The remaining 4 Democrat/independent Senators who are not currently cosponsoring the PRO Act are Angus King (ME), Mark Kelly (AZ), Dianne Feinstein (CA) and Jim Hickenlooper (CO).
Schumer’s reference to taking months before the Senate would take on the PRO Act infers the House will take it up sooner, and it can be referenced as H.R. 842.
Currently 198 House cosponsors have signed on including two Republicans: Brian Fitzpatrick (PA-01) and Chris Smith (NJ-04). Both voted for the PRO Act a year ago today, along with three other Republicans.
From the desk of John Lopez: The ABC test must be eliminated from the PRO Act and replaced with the IRS test if the proponents genuinely want to codify worker classification in a way that is fair to workers who want to self-determine how they will work and market their labor.
Freelancers, gig economy workers and all 1099 independent contractors are at risk, which makes freelance cartoonist Jim Thompson’s view be genuine and true concerning the ABC test:
As a Democrat whom I converse with on Twitter regularly said last year, the PRO Act needs work.
Update 2/26/21: Senate bill version filed as S. 420
On Wednesday, February 24, Senate sponsor Patty Murray (D, WA) filed the Senate version of the PRO Act under S. 420. The House version remains H.R. 842.
The filing on Congress.gov listed a total of 45 cosponsors with Senator Murray.
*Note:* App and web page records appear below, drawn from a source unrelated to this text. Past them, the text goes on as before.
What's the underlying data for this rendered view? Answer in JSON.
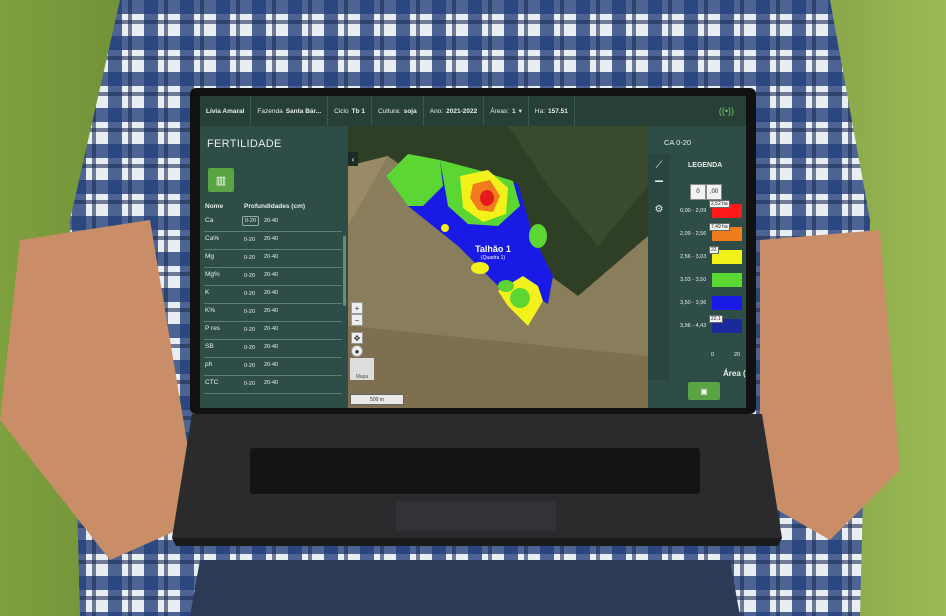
{
  "topbar": {
    "user": "Livia Amaral",
    "farm_label": "Fazenda",
    "farm_value": "Santa Bár...",
    "cycle_label": "Ciclo",
    "cycle_value": "Tb 1",
    "crop_label": "Cultura:",
    "crop_value": "soja",
    "year_label": "Ano:",
    "year_value": "2021-2022",
    "areas_label": "Áreas:",
    "areas_value": "1",
    "ha_label": "Ha:",
    "ha_value": "157.51",
    "wifi_icon": "wifi-icon"
  },
  "left_panel": {
    "title": "FERTILIDADE",
    "layers_icon": "layers-icon",
    "col_name": "Nome",
    "col_depths": "Profundidades (cm)",
    "rows": [
      {
        "name": "Ca",
        "d1": "0-20",
        "d2": "20-40"
      },
      {
        "name": "Ca%",
        "d1": "0-20",
        "d2": "20-40"
      },
      {
        "name": "Mg",
        "d1": "0-20",
        "d2": "20-40"
      },
      {
        "name": "Mg%",
        "d1": "0-20",
        "d2": "20-40"
      },
      {
        "name": "K",
        "d1": "0-20",
        "d2": "20-40"
      },
      {
        "name": "K%",
        "d1": "0-20",
        "d2": "20-40"
      },
      {
        "name": "P res",
        "d1": "0-20",
        "d2": "20-40"
      },
      {
        "name": "SB",
        "d1": "0-20",
        "d2": "20-40"
      },
      {
        "name": "ph",
        "d1": "0-20",
        "d2": "20-40"
      },
      {
        "name": "CTC",
        "d1": "0-20",
        "d2": "20-40"
      }
    ]
  },
  "map": {
    "field_name": "Talhão 1",
    "field_sub": "(Quadra 1)",
    "scale": "500 m",
    "thumb_label": "Mapa",
    "collapse_icon": "chevron-left-icon"
  },
  "right_panel": {
    "title": "CA 0-20",
    "legend_title": "LEGENDA",
    "input_a": "0",
    "input_b": ",00",
    "legend": [
      {
        "range": "0,00 - 2,09",
        "tag": "2,52 ha",
        "color": "#ff1a1a"
      },
      {
        "range": "2,09 - 2,56",
        "tag": "7,49 ha",
        "color": "#f07c1e"
      },
      {
        "range": "2,56 - 3,03",
        "tag": "22",
        "color": "#f2f21a"
      },
      {
        "range": "3,03 - 3,50",
        "tag": "",
        "color": "#5cd633"
      },
      {
        "range": "3,50 - 3,96",
        "tag": "",
        "color": "#1a1ae6"
      },
      {
        "range": "3,96 - 4,43",
        "tag": "22,1",
        "color": "#1a2a9a"
      }
    ],
    "axis_0": "0",
    "axis_20": "20",
    "area_label": "Área (",
    "chart_icon": "line-chart-icon",
    "paint_icon": "paint-roller-icon",
    "settings_icon": "gear-icon",
    "save_icon": "save-icon"
  }
}
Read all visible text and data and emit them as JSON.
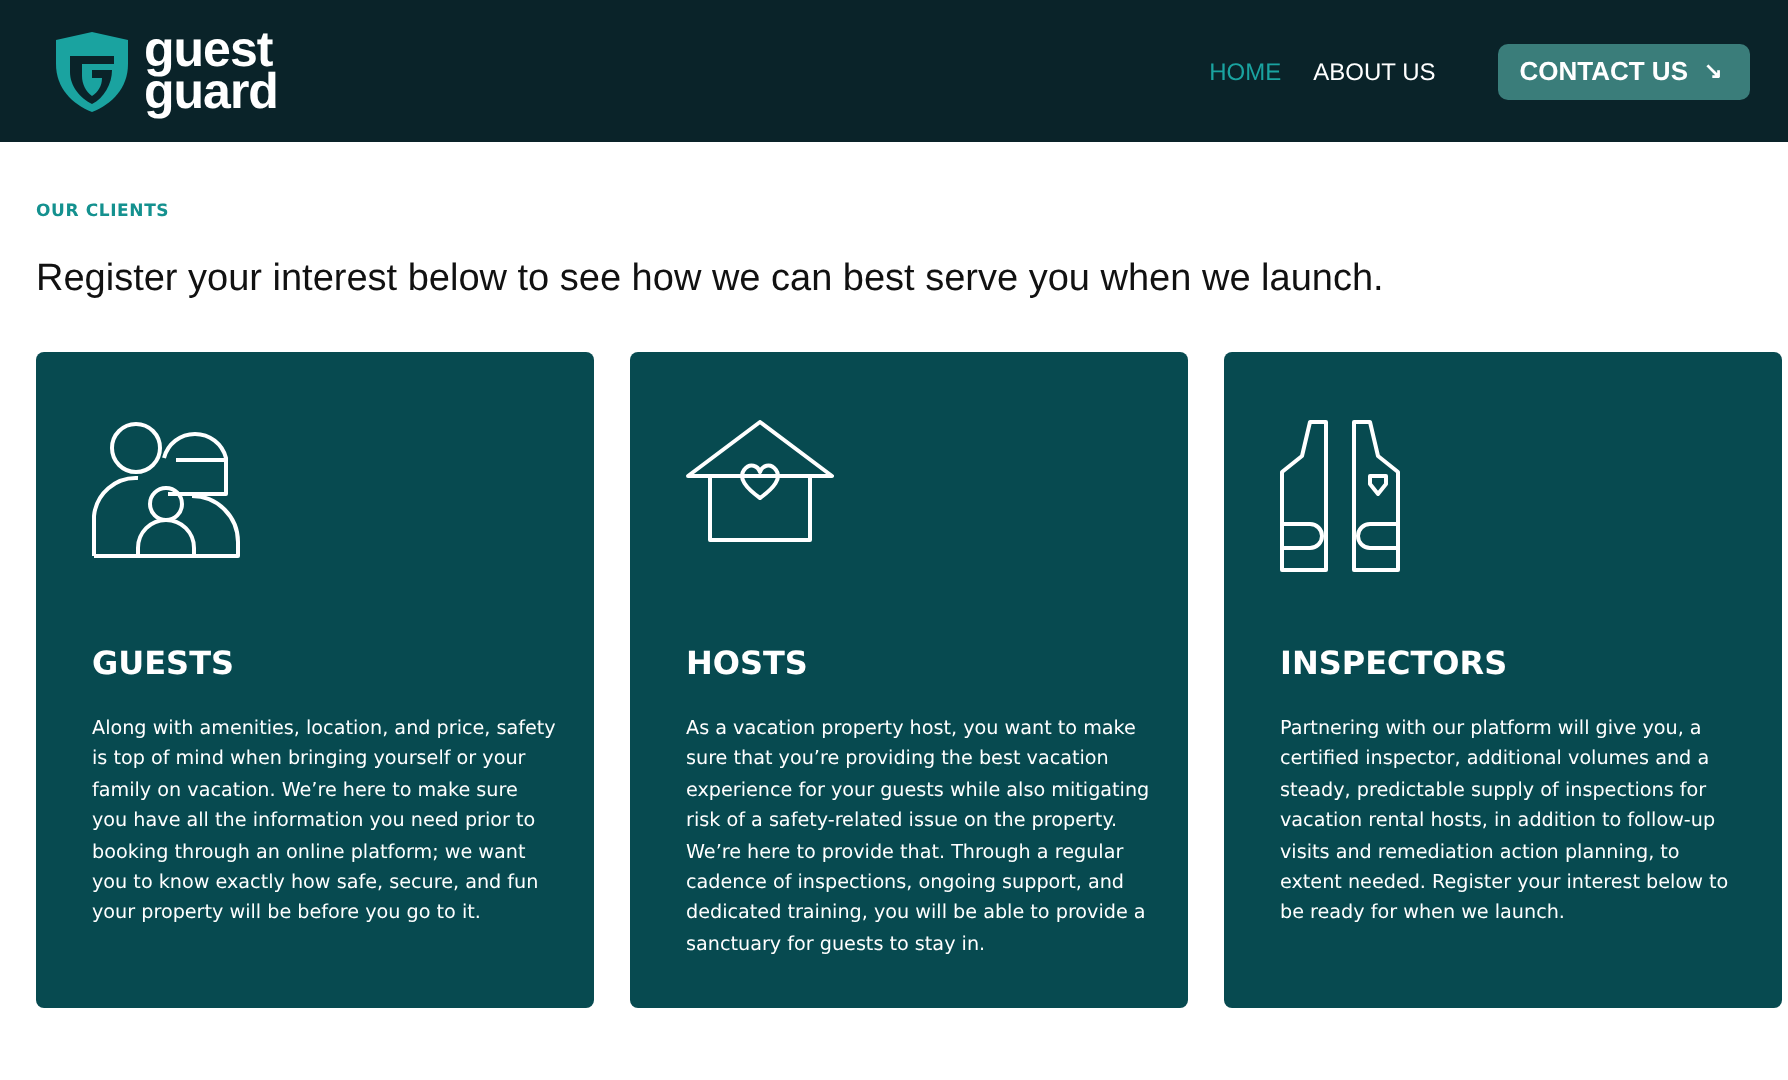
{
  "header": {
    "logo": [
      "guest",
      "guard"
    ],
    "nav": [
      {
        "label": "HOME",
        "selected": true
      },
      {
        "label": "ABOUT US",
        "selected": false
      }
    ],
    "cta": {
      "label": "CONTACT US",
      "icon": "↘"
    }
  },
  "section": {
    "eyebrow": "OUR CLIENTS",
    "heading": "Register your interest below to see how we can best serve you when we launch."
  },
  "cards": [
    {
      "kind": "family",
      "title": "GUESTS",
      "body": "Along with amenities, location, and price, safety is top of mind when bringing yourself or your family on vacation. We’re here to make sure you have all the information you need prior to booking through an online platform; we want you to know exactly how safe, secure, and fun your property will be before you go to it."
    },
    {
      "kind": "house",
      "title": "HOSTS",
      "body": "As a vacation property host, you want to make sure that you’re providing the best vacation experience for your guests while also mitigating risk of a safety-related issue on the property. We’re here to provide that. Through a regular cadence of inspections, ongoing support, and dedicated training, you will be able to provide a sanctuary for guests to stay in."
    },
    {
      "kind": "vest",
      "title": "INSPECTORS",
      "body": "Partnering with our platform will give you, a certified inspector, additional volumes and a steady, predictable supply of inspections for vacation rental hosts, in addition to follow-up visits and remediation action planning, to extent needed. Register your interest below to be ready for when we launch."
    }
  ]
}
There are no Republicans cosponsoring, and the 5 non-Republicans who’ve not signed onto the PRO Act in its current form are:
- Joe Manchin
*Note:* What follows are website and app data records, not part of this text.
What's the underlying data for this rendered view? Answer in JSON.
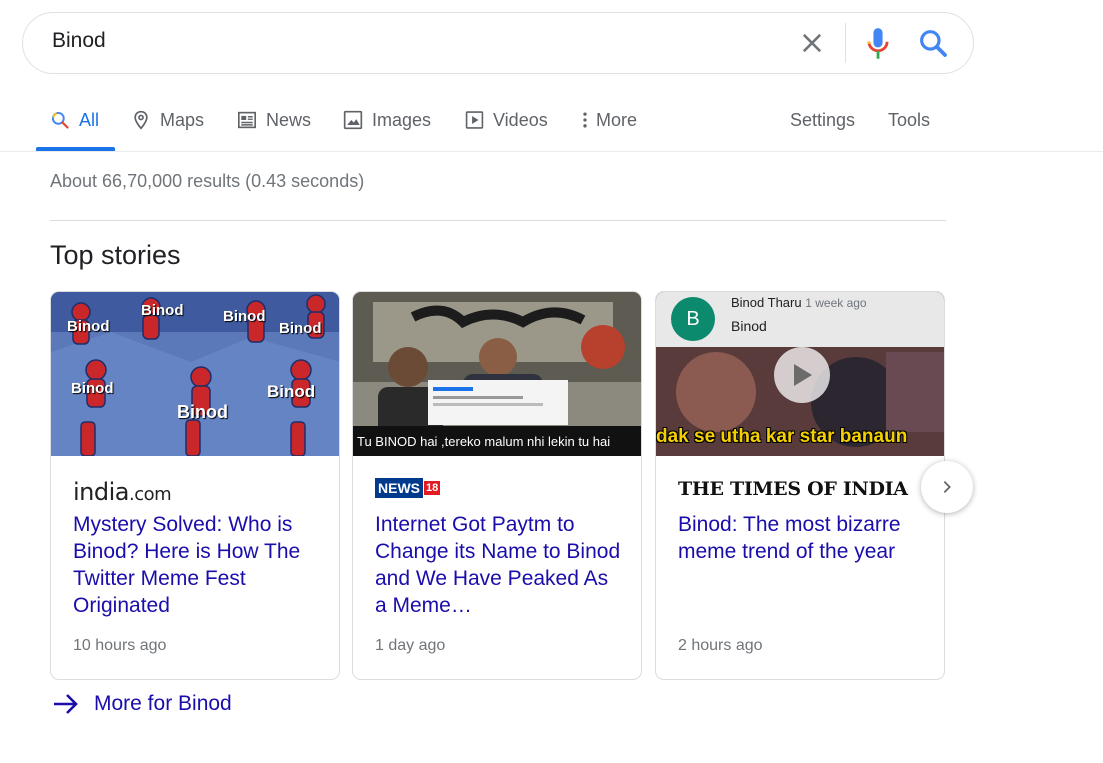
{
  "search": {
    "query": "Binod"
  },
  "tabs": [
    {
      "label": "All",
      "icon": "search-icon"
    },
    {
      "label": "Maps",
      "icon": "map-pin-icon"
    },
    {
      "label": "News",
      "icon": "newspaper-icon"
    },
    {
      "label": "Images",
      "icon": "image-icon"
    },
    {
      "label": "Videos",
      "icon": "play-video-icon"
    },
    {
      "label": "More",
      "icon": "more-vertical-icon"
    }
  ],
  "tools": {
    "settings": "Settings",
    "tools": "Tools"
  },
  "stats": "About 66,70,000 results (0.43 seconds)",
  "top_stories": {
    "title": "Top stories",
    "cards": [
      {
        "source": "india.com",
        "source_logo": {
          "main": "india",
          "suffix": ".com"
        },
        "headline": "Mystery Solved: Who is Binod? Here is How The Twitter Meme Fest Originated",
        "time": "10 hours ago",
        "thumb_labels": [
          "Binod",
          "Binod",
          "Binod",
          "Binod",
          "Binod",
          "Binod",
          "Binod"
        ]
      },
      {
        "source": "NEWS18",
        "source_logo": {
          "main": "NEWS",
          "badge": "18"
        },
        "headline": "Internet Got Paytm to Change its Name to Binod and We Have Peaked As a Meme…",
        "time": "1 day ago",
        "thumb_caption": "Tu BINOD hai ,tereko malum nhi lekin tu hai"
      },
      {
        "source": "THE TIMES OF INDIA",
        "headline": "Binod: The most bizarre meme trend of the year",
        "time": "2 hours ago",
        "thumb_comment": {
          "avatar": "B",
          "author": "Binod Tharu",
          "when": "1 week ago",
          "text": "Binod"
        },
        "thumb_subtitle": "dak se utha kar star banaun"
      }
    ]
  },
  "more_link": "More for Binod",
  "colors": {
    "accent": "#1a73e8",
    "link": "#1a0dab",
    "secondary_text": "#70757a"
  }
}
- Kyrsten Sinema
- Mark Kelly
- Mark Warner
- Angus King
With the filibuster in place, 60 affirmative votes on cloture for PRO Act to receive a Senate vote in its present form looks doubtful.
The House takes up its version, H.R. 842, during the week of March 8 in the House Education and Labor Committee.
Whether the House committee takes action to amend H.R. 842 remains to be seen but the more proactive members in both party should see the Senate potential vote count and know the original form of PRO Act is not going to fly in the Senate, and start making changes week of March 8.